## What the task requires
Would you please copy the entries exactly, leaving every picture aside?

## Supplied material
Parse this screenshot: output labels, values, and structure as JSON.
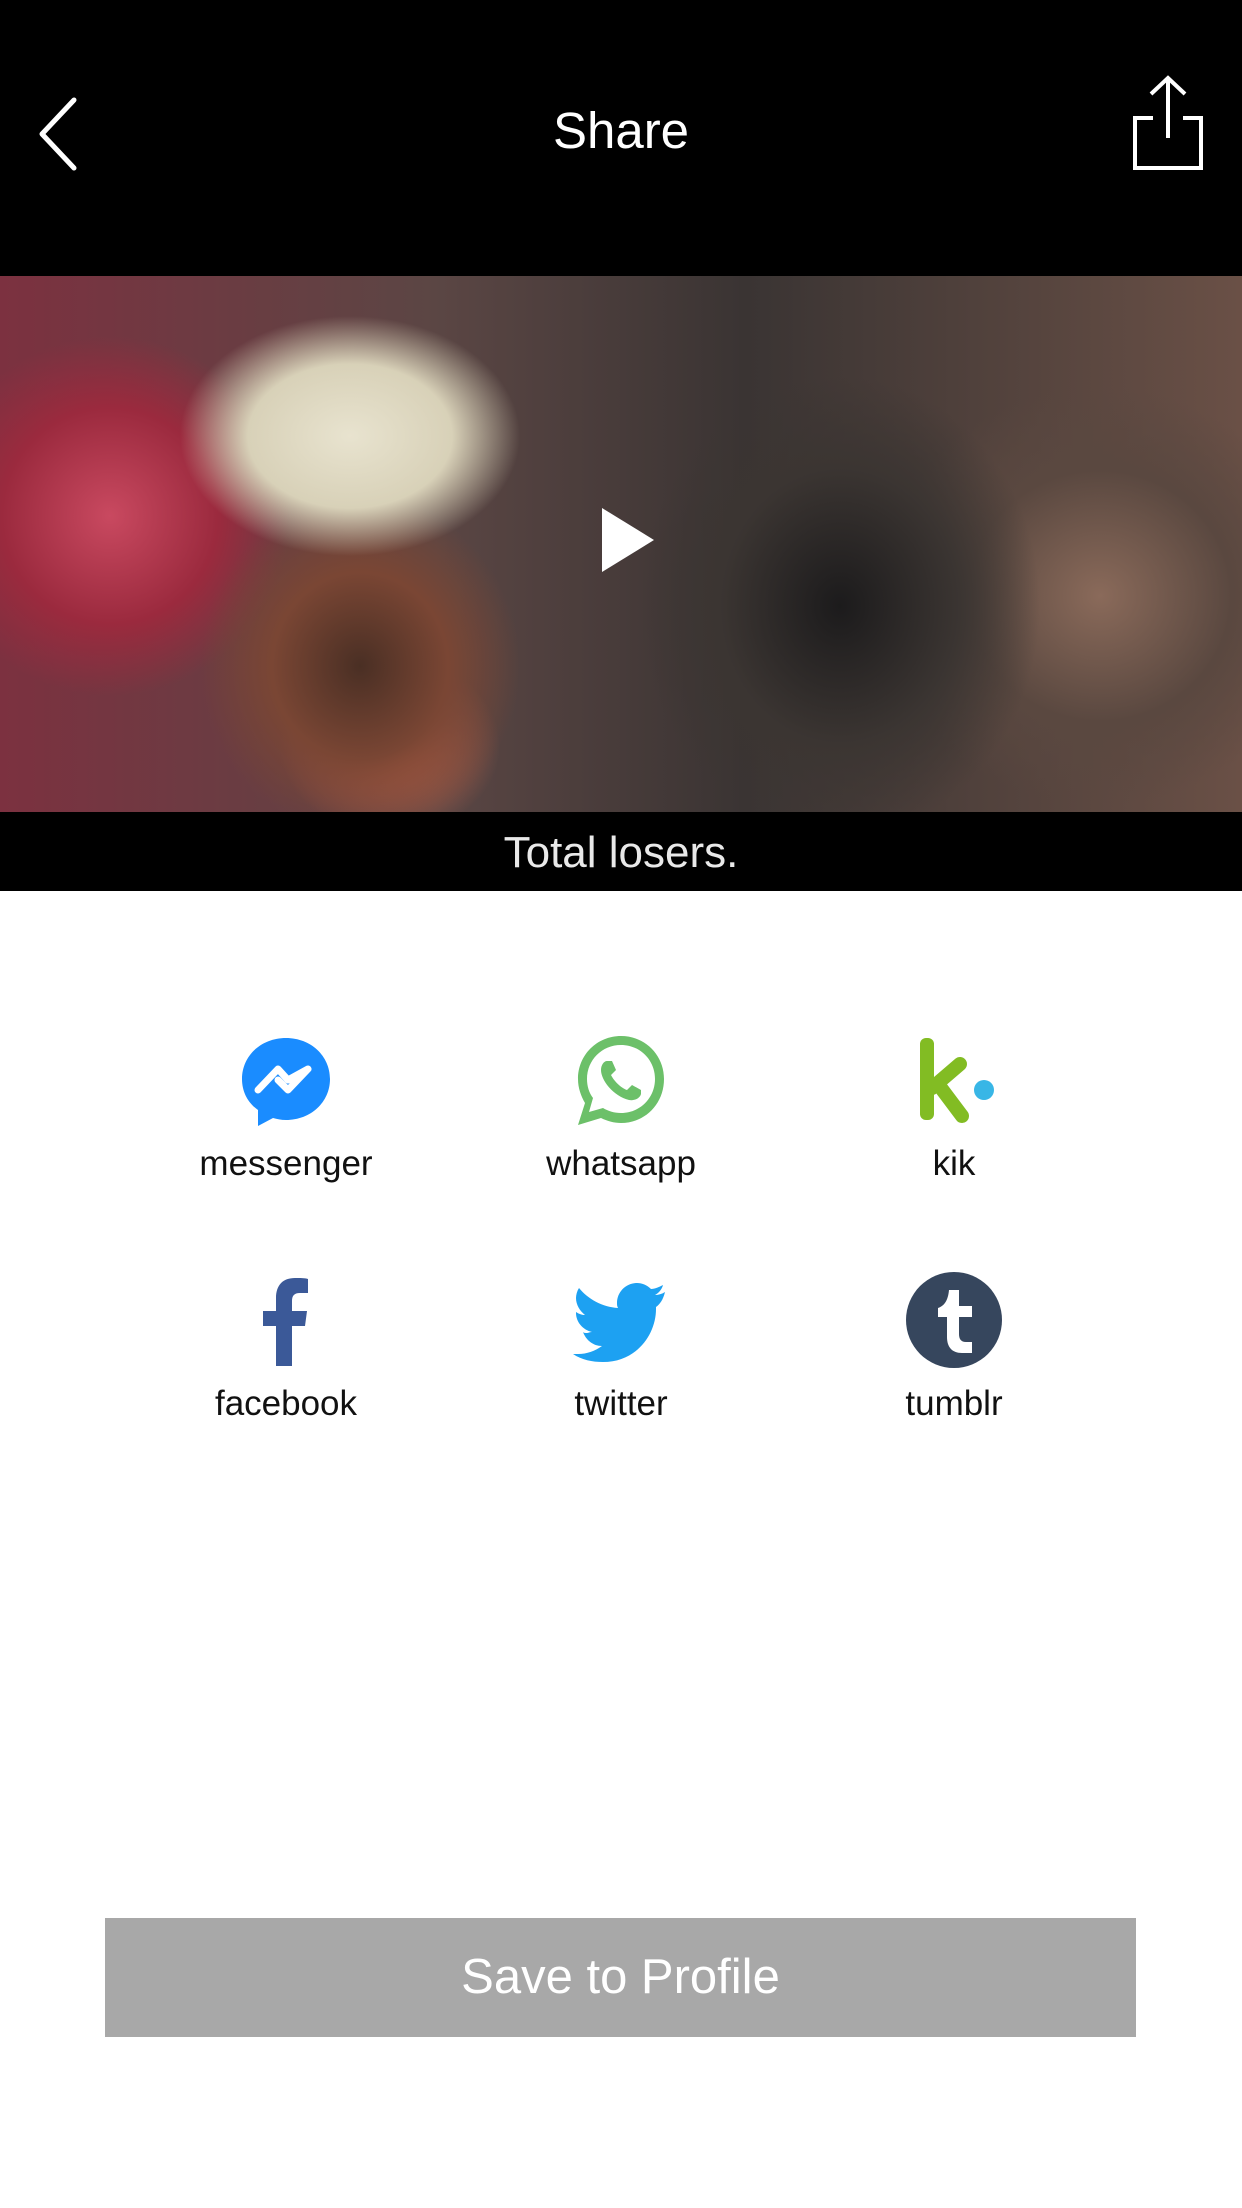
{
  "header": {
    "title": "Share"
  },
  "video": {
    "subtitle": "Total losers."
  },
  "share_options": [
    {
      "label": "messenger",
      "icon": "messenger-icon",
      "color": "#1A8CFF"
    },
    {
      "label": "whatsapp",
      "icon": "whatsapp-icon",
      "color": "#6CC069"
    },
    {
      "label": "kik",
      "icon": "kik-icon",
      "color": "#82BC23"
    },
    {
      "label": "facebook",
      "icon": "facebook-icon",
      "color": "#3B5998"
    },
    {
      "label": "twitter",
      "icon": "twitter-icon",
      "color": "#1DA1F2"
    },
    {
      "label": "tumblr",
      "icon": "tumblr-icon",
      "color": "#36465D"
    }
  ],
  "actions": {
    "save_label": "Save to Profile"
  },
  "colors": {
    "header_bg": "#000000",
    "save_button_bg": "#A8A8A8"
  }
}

## Output for this exercise
Parse this screenshot: output labels, values, and structure as JSON.
{
  "header": {
    "title": "Share"
  },
  "video": {
    "subtitle": "Total losers."
  },
  "share_options": [
    {
      "label": "messenger",
      "icon": "messenger-icon",
      "color": "#1A8CFF"
    },
    {
      "label": "whatsapp",
      "icon": "whatsapp-icon",
      "color": "#6CC069"
    },
    {
      "label": "kik",
      "icon": "kik-icon",
      "color": "#82BC23"
    },
    {
      "label": "facebook",
      "icon": "facebook-icon",
      "color": "#3B5998"
    },
    {
      "label": "twitter",
      "icon": "twitter-icon",
      "color": "#1DA1F2"
    },
    {
      "label": "tumblr",
      "icon": "tumblr-icon",
      "color": "#36465D"
    }
  ],
  "actions": {
    "save_label": "Save to Profile"
  },
  "colors": {
    "header_bg": "#000000",
    "save_button_bg": "#A8A8A8"
  }
}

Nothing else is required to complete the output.